Updated on October 21, 2017 at 1:21 PM
Posted on October 21, 2017 at 1:20 PM
Thomas Launderdale brings Pink Martini to Bergen PAC Oct. 24.(Chris Hornbecker )
By Natalie Pompilio
Since Pink Martini’s beginnings n 1994, Thomas Lauderdale and his bandmates have brought together melodies and rhythms from around the world to create a sound that crosses genres and cultures. Almost 25 years later, the band’s ability to bring people together seems more relevant than ever.
“What’s required for the band at this point is to encourage people to sit next to people they normally wouldn’t sit next to and to find commonalities and encourage reasonable discussion and celebrate and, at the end of the night, form a giant conga line together,” Lauderdale said in an interview with NJ Advance Media. “The function of the band is much more urgent and relevant than it ever was.”
Those interested in commonality and conga can celebrate with the 12-person orchestra Oct. 24 at Bergen Performing Arts Center.
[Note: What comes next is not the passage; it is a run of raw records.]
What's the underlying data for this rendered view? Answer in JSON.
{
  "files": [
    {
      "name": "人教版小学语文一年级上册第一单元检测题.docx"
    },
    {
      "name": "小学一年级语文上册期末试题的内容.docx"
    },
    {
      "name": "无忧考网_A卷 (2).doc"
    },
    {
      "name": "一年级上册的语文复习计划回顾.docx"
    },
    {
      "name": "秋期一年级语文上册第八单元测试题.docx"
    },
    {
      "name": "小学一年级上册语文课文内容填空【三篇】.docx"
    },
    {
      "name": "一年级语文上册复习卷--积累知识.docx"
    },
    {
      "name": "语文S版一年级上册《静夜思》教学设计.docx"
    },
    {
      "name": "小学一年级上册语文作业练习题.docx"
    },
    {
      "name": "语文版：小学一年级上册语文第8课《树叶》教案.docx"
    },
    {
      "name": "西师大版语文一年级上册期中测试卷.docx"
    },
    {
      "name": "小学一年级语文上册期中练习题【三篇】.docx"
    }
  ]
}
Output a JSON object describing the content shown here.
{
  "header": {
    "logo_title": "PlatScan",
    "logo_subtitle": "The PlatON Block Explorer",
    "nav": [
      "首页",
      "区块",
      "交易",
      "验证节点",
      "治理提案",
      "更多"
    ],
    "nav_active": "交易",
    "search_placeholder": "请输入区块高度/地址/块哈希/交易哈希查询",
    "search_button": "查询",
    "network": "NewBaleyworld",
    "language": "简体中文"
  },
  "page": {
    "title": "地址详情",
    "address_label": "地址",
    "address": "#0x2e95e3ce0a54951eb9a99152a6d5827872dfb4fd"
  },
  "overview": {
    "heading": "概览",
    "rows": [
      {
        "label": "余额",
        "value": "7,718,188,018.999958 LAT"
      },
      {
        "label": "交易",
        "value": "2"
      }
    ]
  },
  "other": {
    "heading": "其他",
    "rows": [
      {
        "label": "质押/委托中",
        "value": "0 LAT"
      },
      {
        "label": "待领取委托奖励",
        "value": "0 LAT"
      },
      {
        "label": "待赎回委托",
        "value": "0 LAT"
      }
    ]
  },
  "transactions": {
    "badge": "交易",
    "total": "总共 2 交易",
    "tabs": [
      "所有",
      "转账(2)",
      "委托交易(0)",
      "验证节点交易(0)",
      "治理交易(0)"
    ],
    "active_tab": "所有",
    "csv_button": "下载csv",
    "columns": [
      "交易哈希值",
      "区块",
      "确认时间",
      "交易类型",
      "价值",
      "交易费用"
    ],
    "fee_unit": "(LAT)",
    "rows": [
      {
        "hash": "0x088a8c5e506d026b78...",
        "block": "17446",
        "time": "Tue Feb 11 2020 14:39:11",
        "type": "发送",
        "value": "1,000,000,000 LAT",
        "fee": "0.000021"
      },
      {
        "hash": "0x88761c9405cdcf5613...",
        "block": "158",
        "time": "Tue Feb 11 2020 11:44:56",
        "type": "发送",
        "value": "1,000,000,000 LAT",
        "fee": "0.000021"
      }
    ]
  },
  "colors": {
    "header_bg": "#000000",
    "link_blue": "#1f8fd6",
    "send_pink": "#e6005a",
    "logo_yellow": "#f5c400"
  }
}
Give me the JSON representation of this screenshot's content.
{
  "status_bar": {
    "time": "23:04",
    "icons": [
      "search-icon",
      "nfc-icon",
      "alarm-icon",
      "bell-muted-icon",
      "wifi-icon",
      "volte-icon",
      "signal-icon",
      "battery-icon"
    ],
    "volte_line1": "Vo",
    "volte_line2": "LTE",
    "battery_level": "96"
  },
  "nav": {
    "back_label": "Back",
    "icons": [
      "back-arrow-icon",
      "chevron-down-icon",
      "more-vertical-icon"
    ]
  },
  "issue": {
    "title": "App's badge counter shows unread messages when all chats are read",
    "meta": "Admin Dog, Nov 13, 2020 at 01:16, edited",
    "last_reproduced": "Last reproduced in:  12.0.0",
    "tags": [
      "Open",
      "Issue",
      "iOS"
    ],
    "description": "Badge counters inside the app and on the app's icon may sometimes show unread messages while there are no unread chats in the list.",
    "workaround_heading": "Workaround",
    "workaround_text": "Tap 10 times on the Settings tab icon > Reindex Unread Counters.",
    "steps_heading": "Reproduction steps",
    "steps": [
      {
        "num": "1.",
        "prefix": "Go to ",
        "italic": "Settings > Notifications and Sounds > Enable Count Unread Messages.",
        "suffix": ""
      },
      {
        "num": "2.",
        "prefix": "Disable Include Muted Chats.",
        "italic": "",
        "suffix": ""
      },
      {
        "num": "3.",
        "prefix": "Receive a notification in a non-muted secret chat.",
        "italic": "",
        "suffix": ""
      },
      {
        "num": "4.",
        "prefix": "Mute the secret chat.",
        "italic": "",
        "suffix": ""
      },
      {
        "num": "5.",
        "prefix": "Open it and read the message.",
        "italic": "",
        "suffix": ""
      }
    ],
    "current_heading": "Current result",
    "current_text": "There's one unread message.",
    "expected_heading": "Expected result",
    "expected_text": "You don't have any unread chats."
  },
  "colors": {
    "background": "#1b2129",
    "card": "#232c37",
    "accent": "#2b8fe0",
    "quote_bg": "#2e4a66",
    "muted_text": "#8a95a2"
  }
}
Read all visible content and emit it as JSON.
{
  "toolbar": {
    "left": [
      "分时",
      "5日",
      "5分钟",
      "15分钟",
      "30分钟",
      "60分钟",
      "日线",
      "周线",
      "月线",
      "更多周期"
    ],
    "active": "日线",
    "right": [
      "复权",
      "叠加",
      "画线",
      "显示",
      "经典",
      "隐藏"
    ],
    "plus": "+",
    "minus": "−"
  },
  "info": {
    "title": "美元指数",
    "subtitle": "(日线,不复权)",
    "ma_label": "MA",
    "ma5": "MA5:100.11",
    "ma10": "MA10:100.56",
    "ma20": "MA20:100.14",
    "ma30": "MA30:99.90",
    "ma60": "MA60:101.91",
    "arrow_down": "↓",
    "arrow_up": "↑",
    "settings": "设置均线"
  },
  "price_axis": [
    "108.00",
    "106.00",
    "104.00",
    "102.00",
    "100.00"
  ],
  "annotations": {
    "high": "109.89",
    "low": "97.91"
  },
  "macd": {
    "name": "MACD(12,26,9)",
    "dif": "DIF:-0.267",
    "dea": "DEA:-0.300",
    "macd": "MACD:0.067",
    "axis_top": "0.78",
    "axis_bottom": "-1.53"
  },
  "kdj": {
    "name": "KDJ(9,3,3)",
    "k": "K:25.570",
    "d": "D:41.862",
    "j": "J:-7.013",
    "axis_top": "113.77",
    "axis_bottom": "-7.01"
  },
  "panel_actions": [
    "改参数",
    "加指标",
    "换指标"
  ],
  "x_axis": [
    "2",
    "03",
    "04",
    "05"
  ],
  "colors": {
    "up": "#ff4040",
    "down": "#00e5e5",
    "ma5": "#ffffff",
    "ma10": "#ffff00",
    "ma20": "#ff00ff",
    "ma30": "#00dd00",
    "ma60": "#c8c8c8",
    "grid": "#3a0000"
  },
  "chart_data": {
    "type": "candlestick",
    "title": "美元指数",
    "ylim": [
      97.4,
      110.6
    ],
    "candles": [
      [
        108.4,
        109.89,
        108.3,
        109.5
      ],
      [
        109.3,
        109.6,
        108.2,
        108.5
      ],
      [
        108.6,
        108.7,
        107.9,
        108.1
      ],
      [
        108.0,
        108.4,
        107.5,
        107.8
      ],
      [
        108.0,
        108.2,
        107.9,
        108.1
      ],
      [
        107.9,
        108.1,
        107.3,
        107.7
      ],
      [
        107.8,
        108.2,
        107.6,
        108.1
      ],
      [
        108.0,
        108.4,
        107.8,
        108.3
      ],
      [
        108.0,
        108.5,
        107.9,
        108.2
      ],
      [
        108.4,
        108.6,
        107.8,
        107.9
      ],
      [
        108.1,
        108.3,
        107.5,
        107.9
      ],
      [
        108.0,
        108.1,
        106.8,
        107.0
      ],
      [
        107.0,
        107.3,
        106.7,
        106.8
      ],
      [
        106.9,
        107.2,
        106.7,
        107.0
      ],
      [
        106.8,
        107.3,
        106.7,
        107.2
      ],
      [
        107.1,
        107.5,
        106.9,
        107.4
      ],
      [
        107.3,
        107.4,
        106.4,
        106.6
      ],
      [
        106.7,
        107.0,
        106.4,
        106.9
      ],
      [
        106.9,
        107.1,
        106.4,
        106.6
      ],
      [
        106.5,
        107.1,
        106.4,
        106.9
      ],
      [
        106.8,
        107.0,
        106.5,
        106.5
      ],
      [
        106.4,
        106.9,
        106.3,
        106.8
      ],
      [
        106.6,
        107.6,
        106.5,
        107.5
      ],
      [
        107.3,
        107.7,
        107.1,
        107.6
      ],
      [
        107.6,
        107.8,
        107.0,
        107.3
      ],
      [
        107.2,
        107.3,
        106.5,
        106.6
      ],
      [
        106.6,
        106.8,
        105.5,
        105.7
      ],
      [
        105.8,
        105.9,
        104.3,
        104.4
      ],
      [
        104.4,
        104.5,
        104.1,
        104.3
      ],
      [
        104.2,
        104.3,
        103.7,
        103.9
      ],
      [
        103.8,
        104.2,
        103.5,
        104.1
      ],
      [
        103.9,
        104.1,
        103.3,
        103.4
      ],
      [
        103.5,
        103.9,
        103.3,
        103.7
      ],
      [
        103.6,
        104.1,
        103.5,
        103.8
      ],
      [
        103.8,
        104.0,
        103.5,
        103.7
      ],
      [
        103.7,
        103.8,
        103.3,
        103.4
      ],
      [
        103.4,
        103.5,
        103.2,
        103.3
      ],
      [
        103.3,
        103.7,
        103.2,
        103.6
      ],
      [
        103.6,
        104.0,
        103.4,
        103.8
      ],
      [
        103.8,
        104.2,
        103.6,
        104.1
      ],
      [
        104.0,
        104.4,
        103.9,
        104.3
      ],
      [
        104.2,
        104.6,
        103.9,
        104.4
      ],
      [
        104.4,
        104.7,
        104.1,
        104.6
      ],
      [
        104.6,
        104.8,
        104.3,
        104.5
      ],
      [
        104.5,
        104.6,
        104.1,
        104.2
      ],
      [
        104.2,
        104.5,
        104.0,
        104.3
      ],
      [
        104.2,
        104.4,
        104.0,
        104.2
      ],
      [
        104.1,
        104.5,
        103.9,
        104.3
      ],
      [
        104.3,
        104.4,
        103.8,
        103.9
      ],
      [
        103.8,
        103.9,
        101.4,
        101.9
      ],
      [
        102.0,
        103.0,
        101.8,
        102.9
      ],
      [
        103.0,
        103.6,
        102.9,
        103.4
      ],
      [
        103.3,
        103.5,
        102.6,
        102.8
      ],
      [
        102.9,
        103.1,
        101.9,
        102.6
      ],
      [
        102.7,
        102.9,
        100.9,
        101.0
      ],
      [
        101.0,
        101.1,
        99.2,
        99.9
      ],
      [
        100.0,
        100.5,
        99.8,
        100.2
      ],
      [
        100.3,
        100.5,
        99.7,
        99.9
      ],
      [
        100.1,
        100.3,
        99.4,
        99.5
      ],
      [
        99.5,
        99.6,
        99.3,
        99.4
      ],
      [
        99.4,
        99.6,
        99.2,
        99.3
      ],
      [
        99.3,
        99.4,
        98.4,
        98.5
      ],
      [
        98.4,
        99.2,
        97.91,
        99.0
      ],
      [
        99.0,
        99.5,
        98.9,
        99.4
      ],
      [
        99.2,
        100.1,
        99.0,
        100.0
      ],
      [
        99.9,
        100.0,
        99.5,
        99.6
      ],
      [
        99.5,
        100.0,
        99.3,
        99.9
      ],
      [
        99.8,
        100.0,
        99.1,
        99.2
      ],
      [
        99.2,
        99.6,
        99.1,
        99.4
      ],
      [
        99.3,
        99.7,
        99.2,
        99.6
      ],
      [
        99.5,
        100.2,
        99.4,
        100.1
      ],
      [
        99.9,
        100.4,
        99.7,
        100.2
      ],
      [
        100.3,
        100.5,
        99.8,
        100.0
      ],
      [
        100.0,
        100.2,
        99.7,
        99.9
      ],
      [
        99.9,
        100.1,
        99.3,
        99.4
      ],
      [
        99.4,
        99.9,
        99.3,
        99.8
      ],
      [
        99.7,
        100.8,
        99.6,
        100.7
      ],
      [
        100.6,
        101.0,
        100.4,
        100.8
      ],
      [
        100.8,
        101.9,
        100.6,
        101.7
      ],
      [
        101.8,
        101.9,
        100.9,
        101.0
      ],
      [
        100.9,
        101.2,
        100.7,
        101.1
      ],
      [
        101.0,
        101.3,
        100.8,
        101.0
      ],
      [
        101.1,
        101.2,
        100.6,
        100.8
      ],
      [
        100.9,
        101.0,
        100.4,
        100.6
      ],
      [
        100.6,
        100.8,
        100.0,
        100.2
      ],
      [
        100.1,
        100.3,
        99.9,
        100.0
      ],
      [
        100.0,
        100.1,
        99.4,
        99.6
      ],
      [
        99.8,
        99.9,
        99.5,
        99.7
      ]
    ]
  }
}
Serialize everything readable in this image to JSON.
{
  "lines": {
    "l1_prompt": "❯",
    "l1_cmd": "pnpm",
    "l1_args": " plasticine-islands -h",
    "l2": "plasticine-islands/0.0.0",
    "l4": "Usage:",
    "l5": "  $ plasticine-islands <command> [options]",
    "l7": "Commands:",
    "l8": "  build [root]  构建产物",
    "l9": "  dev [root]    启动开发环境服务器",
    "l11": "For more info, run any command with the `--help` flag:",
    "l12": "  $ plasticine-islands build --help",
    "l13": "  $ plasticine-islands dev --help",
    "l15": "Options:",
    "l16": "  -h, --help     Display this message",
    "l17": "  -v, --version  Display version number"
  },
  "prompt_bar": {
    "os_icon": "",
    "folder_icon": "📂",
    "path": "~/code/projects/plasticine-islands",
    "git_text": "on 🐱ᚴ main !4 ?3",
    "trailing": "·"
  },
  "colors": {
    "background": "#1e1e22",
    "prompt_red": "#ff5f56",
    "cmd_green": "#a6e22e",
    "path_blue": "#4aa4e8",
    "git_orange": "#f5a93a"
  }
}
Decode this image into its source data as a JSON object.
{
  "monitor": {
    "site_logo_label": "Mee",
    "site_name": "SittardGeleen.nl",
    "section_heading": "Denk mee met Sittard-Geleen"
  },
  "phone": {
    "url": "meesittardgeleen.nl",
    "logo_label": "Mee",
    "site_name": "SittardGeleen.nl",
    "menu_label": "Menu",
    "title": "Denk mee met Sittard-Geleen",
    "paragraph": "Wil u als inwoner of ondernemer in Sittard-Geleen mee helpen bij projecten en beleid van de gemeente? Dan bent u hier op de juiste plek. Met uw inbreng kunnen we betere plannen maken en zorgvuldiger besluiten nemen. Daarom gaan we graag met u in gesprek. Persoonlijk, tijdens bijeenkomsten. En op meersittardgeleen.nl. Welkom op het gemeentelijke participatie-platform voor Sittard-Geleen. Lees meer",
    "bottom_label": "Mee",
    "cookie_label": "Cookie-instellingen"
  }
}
The band will bring its usual repertoire: romantic songs – both originals and covers — in 22 languages, including Farsi, Arabic, Turkish and English.
Lauderdale has called the band a “rollicking around-the-world musical adventure … If the United Nations had a house band in 1962, hopefully we’d be that band.” He founded the group in 1994 to raise funds to oppose an effort to criminalize homosexuality in his home state of Oregon. Its first album was 1997 “Sympathique.” Its most recent, its ninth, is “Je Dis Oui.”
Over the years, Pink Martini has shared its music with liberal causes; earlier this month, for example, the band performed at a Portland naturalization ceremony for 30 new U.S. citizens as it’s done many times before. But Lauderdale ensures the band’s concerts aren’t political. He tells the story of the band’s formation at the start of most concerts — “I threw on a cocktail dress and started Pink Martini” is the shortest version — and then lets the music speak for itself in its many languages.
“It addresses the political situation without backing people into a corner,” he said. “I’m not going to try to convince you to change your mind, that my way is better. We all make our choices.”
Bergen Performing Arts Center
30 N. Van Brunt St., Englewood.
Tickets: $29-69, available online at www.bergenpac.org. Oct. 24, 8 p.m.